For 20 years, Steamboat resident Rob Douglas was a Washington, D.C. private detective specializing in homicide, political corruption and terrorism. Since 1998, Douglas has been a commentator on local, state and national politics in Washington, D.C., Maryland and Colorado. To reach Rob Douglas, email rdouglas@SteamboatToday.com.
Find more columns by Douglas here.
As Interim City Manager Deb Hinsvark, Public Safety Director Joel Rae and a majority of the Steamboat Springs City Council work at breakneck speed to consummate a real estate windfall to Big Agnes, Honey Stinger and BAP — while spending upward of $10 million from its reserve fund to build new police and fire facilities — city property owners may be unaware that Hinsvark and the council soon will hit them with a new tax (they’ll call it a fee) to pay for approximately $10 million in storm water infrastructure improvements.
Yes, you read that correctly.
City reserve funds that could be used to pay for storm water infrastructure improvements — now mandated because the city crossed the 10,000 population threshold in the last census — instead will be used to pay for new police and fire facilities while property owners will be taxed to pay for the storm water improvements.

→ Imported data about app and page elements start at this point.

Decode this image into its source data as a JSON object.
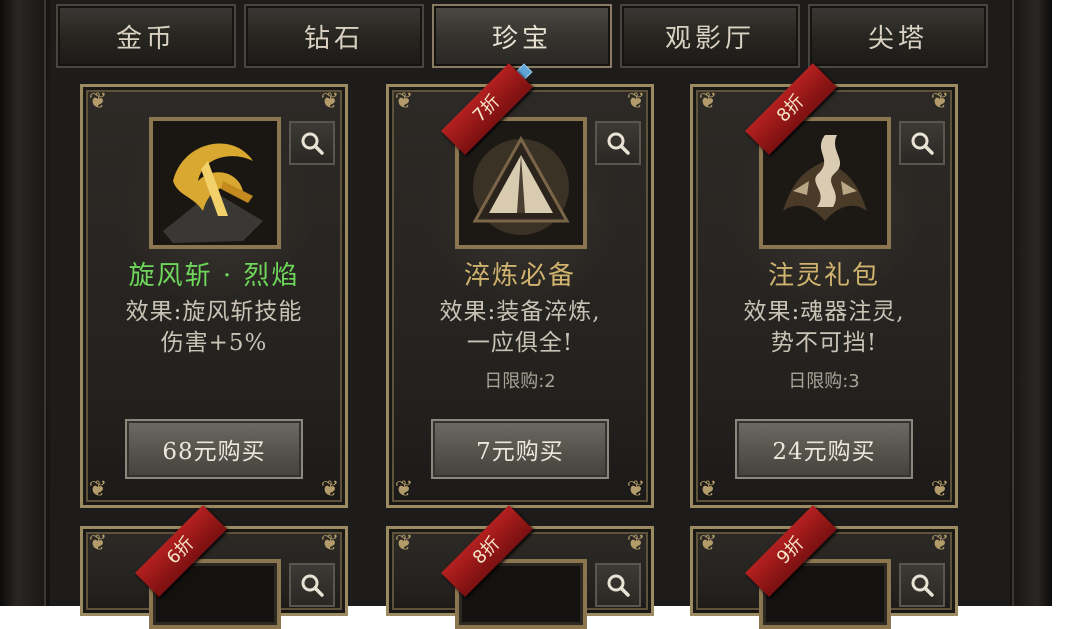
{
  "tabs": [
    {
      "label": "金币",
      "active": false
    },
    {
      "label": "钻石",
      "active": false
    },
    {
      "label": "珍宝",
      "active": true
    },
    {
      "label": "观影厅",
      "active": false
    },
    {
      "label": "尖塔",
      "active": false
    }
  ],
  "items": [
    {
      "name": "旋风斩 · 烈焰",
      "name_color": "green",
      "discount": "",
      "desc_line1": "效果:旋风斩技能",
      "desc_line2": "伤害+5%",
      "limit": "",
      "buy_label": "68元购买",
      "icon": "whirlwind-flame-icon"
    },
    {
      "name": "淬炼必备",
      "name_color": "gold",
      "discount": "7折",
      "desc_line1": "效果:装备淬炼,",
      "desc_line2": "一应俱全!",
      "limit": "日限购:2",
      "buy_label": "7元购买",
      "icon": "refine-triangle-icon"
    },
    {
      "name": "注灵礼包",
      "name_color": "gold",
      "discount": "8折",
      "desc_line1": "效果:魂器注灵,",
      "desc_line2": "势不可挡!",
      "limit": "日限购:3",
      "buy_label": "24元购买",
      "icon": "soul-rune-icon"
    }
  ],
  "lower_items": [
    {
      "discount": "6折"
    },
    {
      "discount": "8折"
    },
    {
      "discount": "9折"
    }
  ],
  "colors": {
    "name_green": "#6ed65a",
    "name_gold": "#cfb36e",
    "ribbon_red": "#b42020",
    "frame_gold": "#9c8a62"
  }
}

This new tax will be in addition to the increased water and sewer rates that recently went into effect.
Compounding this transgression, the council members who support this trade-off seemingly think it’s more important to use city funds to benefit Big Agnes — with an amount that easily could approach $2 million — than it is to hold down taxes for the 11,000 city residents who paid the taxes that helped build the city’s reserve fund in the first place.
In addition to the fact that the Big Agnes deal reeks of crony capitalism in the same way the Iron Horse deal that continues to hobble Steamboat reeked of crony socialism, it’s unconscionable to spend millions of dollars — which painstakingly were accumulated under the proffered rationale of having funds for infrastructure “needs” — on extravagant new police headquarters when those funds could be used to prevent the need for property owners to pay for storm water infrastructure.
In support of this error in judgment, Hinsvark and Rae repeatedly cite a 2002 study that concluded the police department “needed twice the amount of space that it has in the Yampa building in order to function effectively.” Are the residents of Steamboat supposed to think that for the last decade the police department was not effective? If anything, given how effectively and professionally our police perform, that oft-trumpeted report proves the opposite of what Hinsvark and Rae wish. Clearly, the existing police facility could be expanded and remodeled to provide additional space for a fraction of the cost of the current proposal to build a massive public safety campus on the western side of the city.
But that wouldn’t fit with the “vision” that some have for Yampa Street. Of course, some of the same folks behind that vision have interests in other projects around the ’Boat that are sitting dormant because of the still-depressed real estate market. Perhaps the council should wait until those moth-balled projects come to life before entertaining the notion of risking scarce public funds on deals designed to benefit a tiny fraction of the citizenry — especially when those funds could be used to hold down the tax burden on residents.
The council should remember that they are elected, first and foremost, to keep city government in check and to act as fiduciaries on behalf of the all the residents of Steamboat, not to be rubberstamps that succumb to the private arm-twisting sessions that Hinsvark and Rae held with council members.
Given the council’s fiscal responsibility, coupled with the harsh reality that we continue to live in uncertain economic times, the council should spend city funds in a manner that respects the fact that the citizens who bear the burden of paying the taxes that feed the city’s coffers continue to be under financial assault from many directions.
To spend $10 million from the city’s reserve fund for new police and fire facilities — only to turn around in the near future and tell property owners they must cough up a similar amount for storm water infrastructure — is irresponsible and unfair to the hard-working residents of Steamboat.
To reach Rob Douglas, email rdouglas@SteamboatToday.com.